When the museum was founded in 1974, its collection consisted of only 140 objects, donated by the National Museum of Damascus and the National Museum of Aleppo. The current collection (from 2011) consists of some 25,000 objects, including the majority of the clay tablets found at Mari. The museum also holds many objects found by international teams of archaeologists at sites in the Upper Khabur area, such as Tell Beydar, Tell Brak, Tell Leilan and Tell Mozan. The Euphrates Valley southeast of Deir ez-Zor is represented with objects from the Classical site of Dura-Europos, which was once a border city of the Roman Empire.
The exhibition halls cover an area of 1,600 square meters (17,000 sq ft) and are arranged around a courtyard. The construction of the new museum was a joint Syrian–German operation.
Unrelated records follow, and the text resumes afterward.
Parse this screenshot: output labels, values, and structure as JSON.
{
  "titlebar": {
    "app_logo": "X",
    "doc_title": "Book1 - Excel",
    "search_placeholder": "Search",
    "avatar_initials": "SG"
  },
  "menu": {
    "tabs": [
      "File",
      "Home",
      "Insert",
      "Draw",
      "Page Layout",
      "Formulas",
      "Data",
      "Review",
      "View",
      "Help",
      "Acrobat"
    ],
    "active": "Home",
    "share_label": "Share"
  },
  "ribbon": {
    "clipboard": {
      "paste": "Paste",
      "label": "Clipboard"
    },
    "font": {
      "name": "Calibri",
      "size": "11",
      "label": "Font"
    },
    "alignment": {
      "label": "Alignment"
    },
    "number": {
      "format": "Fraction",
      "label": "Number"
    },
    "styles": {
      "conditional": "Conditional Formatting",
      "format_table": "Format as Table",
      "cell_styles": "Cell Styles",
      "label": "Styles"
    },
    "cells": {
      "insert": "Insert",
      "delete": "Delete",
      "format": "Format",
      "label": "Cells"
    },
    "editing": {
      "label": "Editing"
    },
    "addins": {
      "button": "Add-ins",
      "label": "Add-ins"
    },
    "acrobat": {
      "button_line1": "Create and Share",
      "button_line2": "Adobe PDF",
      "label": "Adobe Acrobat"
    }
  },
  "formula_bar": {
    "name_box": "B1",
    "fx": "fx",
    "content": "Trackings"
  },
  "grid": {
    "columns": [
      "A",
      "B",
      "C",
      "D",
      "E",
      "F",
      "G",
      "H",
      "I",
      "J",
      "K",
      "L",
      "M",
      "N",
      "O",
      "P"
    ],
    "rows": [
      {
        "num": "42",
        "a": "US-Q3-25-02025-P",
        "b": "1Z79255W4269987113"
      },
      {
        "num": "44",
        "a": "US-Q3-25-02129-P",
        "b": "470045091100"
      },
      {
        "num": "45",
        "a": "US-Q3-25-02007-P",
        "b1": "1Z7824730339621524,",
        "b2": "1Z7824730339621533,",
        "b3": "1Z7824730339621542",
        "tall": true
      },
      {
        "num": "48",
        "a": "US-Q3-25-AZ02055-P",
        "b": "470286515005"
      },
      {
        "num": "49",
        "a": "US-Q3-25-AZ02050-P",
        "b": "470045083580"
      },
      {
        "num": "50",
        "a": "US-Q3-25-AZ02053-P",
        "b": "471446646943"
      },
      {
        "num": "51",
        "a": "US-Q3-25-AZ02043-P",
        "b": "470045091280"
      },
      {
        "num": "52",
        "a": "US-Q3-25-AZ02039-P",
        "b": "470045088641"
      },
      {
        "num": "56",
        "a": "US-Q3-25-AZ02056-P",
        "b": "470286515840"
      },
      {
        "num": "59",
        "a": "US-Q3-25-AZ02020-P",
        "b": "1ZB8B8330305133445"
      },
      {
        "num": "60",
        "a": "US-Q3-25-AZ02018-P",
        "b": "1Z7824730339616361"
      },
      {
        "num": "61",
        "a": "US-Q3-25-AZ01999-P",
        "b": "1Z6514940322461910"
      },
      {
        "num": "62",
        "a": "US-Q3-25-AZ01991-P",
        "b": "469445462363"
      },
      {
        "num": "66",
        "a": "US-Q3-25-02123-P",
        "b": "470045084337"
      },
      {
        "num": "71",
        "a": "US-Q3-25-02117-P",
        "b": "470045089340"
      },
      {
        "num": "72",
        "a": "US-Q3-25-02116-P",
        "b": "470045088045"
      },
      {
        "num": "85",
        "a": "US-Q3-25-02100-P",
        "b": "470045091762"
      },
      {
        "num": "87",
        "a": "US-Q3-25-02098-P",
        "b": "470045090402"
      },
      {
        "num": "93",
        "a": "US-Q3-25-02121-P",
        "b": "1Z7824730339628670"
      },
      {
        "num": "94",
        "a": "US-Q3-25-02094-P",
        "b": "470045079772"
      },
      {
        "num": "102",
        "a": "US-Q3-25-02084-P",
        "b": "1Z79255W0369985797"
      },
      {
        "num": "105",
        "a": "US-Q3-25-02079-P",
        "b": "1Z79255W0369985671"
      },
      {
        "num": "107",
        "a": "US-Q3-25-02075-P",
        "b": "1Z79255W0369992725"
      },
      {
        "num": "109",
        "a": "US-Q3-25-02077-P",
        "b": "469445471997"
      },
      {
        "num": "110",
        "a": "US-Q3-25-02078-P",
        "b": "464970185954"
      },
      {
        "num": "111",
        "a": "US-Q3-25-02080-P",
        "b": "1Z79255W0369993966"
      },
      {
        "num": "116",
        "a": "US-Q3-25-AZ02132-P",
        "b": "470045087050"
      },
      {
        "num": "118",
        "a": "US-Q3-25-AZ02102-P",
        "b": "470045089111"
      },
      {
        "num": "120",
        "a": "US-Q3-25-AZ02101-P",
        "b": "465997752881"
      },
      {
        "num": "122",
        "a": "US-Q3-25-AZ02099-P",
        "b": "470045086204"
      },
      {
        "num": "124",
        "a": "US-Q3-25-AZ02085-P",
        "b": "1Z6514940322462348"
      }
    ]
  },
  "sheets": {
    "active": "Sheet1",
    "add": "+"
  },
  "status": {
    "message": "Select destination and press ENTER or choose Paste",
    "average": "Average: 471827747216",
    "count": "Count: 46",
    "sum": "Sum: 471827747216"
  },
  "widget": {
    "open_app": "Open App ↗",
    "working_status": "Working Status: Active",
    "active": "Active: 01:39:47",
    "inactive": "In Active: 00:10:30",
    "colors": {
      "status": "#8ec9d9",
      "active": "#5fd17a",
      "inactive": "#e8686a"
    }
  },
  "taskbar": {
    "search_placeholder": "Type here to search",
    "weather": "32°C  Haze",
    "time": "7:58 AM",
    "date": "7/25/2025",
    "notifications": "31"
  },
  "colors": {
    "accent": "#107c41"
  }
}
The collection is organized around five chronological themes: prehistory, ancient Syria (late fourth to first millennium BCE), the Classical period, the Islamic era and ethnography.